● THE DATA
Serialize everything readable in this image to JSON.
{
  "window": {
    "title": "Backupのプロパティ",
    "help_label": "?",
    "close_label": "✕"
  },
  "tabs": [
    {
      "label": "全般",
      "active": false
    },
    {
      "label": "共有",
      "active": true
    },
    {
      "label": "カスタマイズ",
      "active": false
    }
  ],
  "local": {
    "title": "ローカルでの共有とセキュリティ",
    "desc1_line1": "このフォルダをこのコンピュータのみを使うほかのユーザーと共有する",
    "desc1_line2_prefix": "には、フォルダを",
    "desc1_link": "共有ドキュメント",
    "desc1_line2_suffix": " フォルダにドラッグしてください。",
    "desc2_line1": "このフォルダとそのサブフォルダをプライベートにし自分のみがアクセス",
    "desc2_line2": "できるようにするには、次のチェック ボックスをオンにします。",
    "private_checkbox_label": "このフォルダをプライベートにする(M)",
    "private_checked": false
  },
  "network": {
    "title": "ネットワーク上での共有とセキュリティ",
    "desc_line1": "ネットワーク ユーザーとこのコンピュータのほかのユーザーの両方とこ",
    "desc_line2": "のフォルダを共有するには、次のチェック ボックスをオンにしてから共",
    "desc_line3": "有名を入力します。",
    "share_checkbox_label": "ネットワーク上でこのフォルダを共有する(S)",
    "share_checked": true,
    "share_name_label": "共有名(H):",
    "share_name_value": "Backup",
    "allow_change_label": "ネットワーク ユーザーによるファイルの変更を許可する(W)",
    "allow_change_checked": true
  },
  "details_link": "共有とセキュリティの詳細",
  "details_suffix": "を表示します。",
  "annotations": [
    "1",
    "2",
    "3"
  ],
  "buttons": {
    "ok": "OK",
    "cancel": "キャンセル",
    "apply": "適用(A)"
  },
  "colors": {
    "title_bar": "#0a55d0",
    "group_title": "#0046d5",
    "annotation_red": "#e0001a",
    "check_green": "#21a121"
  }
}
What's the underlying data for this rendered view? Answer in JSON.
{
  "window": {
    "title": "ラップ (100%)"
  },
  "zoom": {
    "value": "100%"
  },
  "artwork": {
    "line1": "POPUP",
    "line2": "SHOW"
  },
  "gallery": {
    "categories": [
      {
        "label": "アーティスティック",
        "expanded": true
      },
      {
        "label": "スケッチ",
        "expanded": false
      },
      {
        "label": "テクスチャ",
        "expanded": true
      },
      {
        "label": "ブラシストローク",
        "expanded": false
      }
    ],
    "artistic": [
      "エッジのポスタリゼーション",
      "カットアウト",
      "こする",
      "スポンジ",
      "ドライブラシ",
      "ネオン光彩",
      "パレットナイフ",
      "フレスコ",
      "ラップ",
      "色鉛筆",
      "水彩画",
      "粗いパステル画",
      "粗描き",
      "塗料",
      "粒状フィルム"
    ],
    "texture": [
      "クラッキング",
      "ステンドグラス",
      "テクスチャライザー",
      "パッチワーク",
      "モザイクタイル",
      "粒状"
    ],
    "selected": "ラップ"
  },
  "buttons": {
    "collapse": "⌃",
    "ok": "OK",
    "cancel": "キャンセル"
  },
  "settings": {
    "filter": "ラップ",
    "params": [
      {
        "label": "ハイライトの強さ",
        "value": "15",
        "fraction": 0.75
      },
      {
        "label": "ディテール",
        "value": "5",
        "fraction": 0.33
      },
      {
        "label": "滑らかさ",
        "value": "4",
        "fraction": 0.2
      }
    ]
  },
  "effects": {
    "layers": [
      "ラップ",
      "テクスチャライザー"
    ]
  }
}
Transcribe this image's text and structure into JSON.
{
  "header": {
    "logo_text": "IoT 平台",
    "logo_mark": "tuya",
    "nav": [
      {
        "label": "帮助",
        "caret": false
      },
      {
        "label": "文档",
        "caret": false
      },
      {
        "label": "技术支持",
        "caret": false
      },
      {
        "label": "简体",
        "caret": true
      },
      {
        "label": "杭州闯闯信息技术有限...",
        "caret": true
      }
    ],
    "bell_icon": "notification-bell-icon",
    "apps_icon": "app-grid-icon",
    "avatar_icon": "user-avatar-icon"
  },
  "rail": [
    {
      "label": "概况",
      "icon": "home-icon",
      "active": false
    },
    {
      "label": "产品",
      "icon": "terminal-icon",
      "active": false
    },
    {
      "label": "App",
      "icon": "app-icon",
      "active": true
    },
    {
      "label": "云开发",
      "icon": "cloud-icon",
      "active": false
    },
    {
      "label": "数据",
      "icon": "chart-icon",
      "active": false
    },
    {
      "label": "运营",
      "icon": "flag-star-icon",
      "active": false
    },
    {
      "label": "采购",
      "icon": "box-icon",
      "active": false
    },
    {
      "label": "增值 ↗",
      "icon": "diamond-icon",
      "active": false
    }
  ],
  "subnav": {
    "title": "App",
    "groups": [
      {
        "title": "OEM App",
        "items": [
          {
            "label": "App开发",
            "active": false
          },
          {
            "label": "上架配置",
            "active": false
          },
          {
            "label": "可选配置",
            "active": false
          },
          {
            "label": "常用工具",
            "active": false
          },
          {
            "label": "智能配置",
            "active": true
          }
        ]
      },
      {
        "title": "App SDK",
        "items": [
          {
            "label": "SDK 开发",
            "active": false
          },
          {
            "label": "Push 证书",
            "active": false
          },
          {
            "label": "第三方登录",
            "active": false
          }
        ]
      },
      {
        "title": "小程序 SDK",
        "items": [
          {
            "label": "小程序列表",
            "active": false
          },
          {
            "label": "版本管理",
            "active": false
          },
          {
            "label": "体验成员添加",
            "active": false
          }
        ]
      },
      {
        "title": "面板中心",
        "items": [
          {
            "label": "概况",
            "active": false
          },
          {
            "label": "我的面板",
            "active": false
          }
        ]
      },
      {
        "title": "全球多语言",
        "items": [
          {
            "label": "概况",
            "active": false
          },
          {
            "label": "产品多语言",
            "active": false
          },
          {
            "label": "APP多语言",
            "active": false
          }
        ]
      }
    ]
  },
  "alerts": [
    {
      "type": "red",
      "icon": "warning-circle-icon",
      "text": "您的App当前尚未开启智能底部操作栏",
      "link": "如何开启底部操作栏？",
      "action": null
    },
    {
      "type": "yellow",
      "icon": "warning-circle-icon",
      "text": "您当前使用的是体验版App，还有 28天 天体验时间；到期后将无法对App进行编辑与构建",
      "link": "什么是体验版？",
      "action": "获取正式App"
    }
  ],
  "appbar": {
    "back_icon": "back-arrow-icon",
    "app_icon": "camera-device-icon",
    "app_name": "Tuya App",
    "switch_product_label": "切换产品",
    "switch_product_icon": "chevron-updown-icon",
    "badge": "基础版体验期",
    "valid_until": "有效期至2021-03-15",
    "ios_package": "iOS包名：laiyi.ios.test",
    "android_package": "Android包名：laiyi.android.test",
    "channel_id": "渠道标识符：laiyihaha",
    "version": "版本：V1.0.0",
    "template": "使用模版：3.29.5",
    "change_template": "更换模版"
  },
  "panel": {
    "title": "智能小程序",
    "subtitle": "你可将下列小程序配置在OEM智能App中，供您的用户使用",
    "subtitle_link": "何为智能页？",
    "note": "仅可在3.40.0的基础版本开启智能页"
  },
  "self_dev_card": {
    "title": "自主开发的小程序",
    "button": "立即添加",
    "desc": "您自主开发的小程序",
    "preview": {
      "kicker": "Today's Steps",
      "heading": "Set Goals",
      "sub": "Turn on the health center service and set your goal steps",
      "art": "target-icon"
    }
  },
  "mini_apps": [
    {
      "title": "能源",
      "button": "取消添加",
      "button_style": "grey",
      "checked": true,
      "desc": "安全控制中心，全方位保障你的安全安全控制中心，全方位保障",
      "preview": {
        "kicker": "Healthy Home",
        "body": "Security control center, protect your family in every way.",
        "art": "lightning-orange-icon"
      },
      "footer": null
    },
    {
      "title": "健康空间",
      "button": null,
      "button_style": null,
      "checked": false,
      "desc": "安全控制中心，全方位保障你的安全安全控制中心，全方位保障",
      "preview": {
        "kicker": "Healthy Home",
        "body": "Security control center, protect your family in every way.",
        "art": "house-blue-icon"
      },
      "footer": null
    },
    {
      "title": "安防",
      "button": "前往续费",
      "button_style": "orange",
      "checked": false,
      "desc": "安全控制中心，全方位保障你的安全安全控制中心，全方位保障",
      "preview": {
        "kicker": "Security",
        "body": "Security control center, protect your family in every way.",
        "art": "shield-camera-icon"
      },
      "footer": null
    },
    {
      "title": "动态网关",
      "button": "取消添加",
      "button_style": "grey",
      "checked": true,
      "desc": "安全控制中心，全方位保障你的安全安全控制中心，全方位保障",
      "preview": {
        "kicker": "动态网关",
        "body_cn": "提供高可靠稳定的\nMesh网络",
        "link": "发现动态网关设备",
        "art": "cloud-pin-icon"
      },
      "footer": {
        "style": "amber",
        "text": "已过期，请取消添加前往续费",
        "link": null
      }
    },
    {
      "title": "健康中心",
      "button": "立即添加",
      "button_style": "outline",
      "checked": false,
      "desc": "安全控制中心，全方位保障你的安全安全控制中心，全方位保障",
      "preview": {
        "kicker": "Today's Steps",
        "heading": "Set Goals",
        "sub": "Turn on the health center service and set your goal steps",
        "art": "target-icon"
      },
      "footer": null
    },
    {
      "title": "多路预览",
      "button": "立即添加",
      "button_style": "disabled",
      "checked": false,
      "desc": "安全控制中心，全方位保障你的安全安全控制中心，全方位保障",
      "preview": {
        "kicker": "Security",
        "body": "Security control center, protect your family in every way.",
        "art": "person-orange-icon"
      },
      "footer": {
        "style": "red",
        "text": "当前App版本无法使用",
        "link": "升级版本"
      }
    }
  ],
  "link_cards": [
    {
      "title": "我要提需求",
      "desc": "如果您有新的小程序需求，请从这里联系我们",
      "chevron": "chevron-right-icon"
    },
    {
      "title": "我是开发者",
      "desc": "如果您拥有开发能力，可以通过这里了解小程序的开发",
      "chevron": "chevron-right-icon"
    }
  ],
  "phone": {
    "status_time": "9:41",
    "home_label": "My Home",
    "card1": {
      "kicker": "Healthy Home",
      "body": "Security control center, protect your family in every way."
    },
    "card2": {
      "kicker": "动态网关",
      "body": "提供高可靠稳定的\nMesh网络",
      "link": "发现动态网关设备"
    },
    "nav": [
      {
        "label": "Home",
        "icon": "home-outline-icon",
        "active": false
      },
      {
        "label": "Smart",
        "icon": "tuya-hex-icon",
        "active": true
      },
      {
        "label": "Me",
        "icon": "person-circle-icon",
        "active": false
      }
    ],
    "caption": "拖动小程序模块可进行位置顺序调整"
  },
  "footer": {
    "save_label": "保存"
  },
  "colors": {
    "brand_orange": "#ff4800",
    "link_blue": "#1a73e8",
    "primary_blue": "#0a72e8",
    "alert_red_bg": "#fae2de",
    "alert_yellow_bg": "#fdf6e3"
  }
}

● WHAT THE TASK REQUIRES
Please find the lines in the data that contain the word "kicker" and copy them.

● RESPONSE BELOW
      "kicker": "Today's Steps",
        "kicker": "Healthy Home",
        "kicker": "Healthy Home",
        "kicker": "Security",
        "kicker": "动态网关",
        "kicker": "Today's Steps",
        "kicker": "Security",
      "kicker": "Healthy Home",
      "kicker": "动态网关",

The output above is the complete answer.